Wednesday, April 13, 2011

Give me that old time politician

Lindsey Graham is causing trouble again. He wants money for a study on dredging of  the Port of Charleston.  This would be called Pork, I would guess. Pork Barrel spending has gotten a bad rap and not for good reason.
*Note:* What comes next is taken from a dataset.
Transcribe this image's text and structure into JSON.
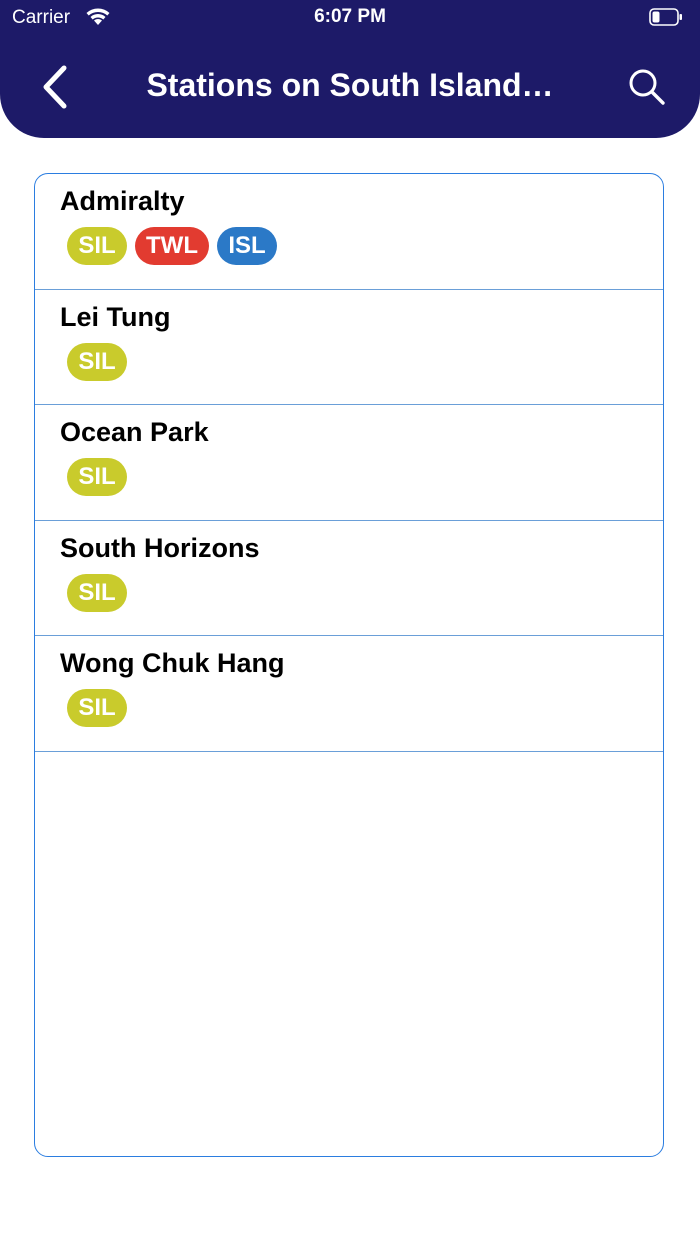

The term pork barrel politics usually refers to spending that is intended to benefit constituents of a politician in return for their political support, either in the form of campaign contributions or votes. In the popular 1863 story "The Children of the Public", Edward Everett Hale used the term pork barrel as a homely metaphor for any form of public spending to the citizenry.[2] After the American Civil War, however, the term came to be used in a derogatory sense. The Oxford English Dictionary dates the modern sense of the term from 1873.[3] By the 1870s, references to "pork" were common in Congress, and the term was further popularized by a 1919 article by Chester Collins Maxey in the National Municipal Review, which reported on certain legislative acts known to members of Congress as "pork barrel bills". He claimed that the phrase originated in a pre-Civil War practice of giving slaves a barrel of salt pork as a reward and requiring them to compete among themselves to get their share of the handout.[4] More generally, a barrel of salt pork was a common larder item in 19th century households, and could be used as a measure of the family's financial well-being. For example, in his 1845 novel The Chainbearer, James Fenimore Cooper wrote, "I hold a family to be in a desperate way, when the mother can see the bottom of the pork barrel."[5]

It was too often associated with kick backs and vote buying among other things. And would far to often be used to fund unnecessary projects just to line the pockets of some campaign contributor.  And every election cycle some member of congress that was up for reelection or some one wanting to be elected would promise to eliminate all this Pork from the Federal Budget.  But of course they wouldn't and this is a good thing.
With out these earmarks, a lot of the big important bills would not have gotten passed. That is how it use to work. Wheeling and dealing on the side over earmark legislation and/or amendments was how you got the votes for the big important bills like civil rights and equal opportunity and all the others.  It's how you would for relationships with other Senators and Congressman. And more importantly it was how you got funds for projects in your state. And this is why we have the type of representative government we have.  And the president and vice president are supposed to be there to help direct this.
Lord knows I would never want a Lindsey Graham for president. But I sure would want some one like him as my Senator to fight for what I though we needed in my state.
We have however been electing more and more people not because they would make a good representative of our state or district but instead based purely on some ideological agenda we want them to push. Is it any wonder then that nothing gets done ? That infrastructure gets ignored ? And both sides do this. Though the republicans have been more blatant and bellicose about it.
So give me some one who will represent my needs and those of my community rather than some pie in the sky ideology.

1 comment:

Alan said...

There are plenty of reasons to not like Graham - in any elective office. Bringing projects to his state isn't really one of them.

And at least dredging harbors can be somewhat useful. (I'm unsure of the volume of shipping Charleston handles, though any port for oceangoing vessels is a useful thing.)

Earmarks in general I'm not so crazy about, they're too often a way to slip pet projects past any sort of scrutiny. Let's put everything aboveboard.

I just think that any Federal money for South Carolina in particular ought to be contingent on them renouncing once and for all any Confederate history, and banishing that obscene flag for all time. It's the American equivalent of the swastika.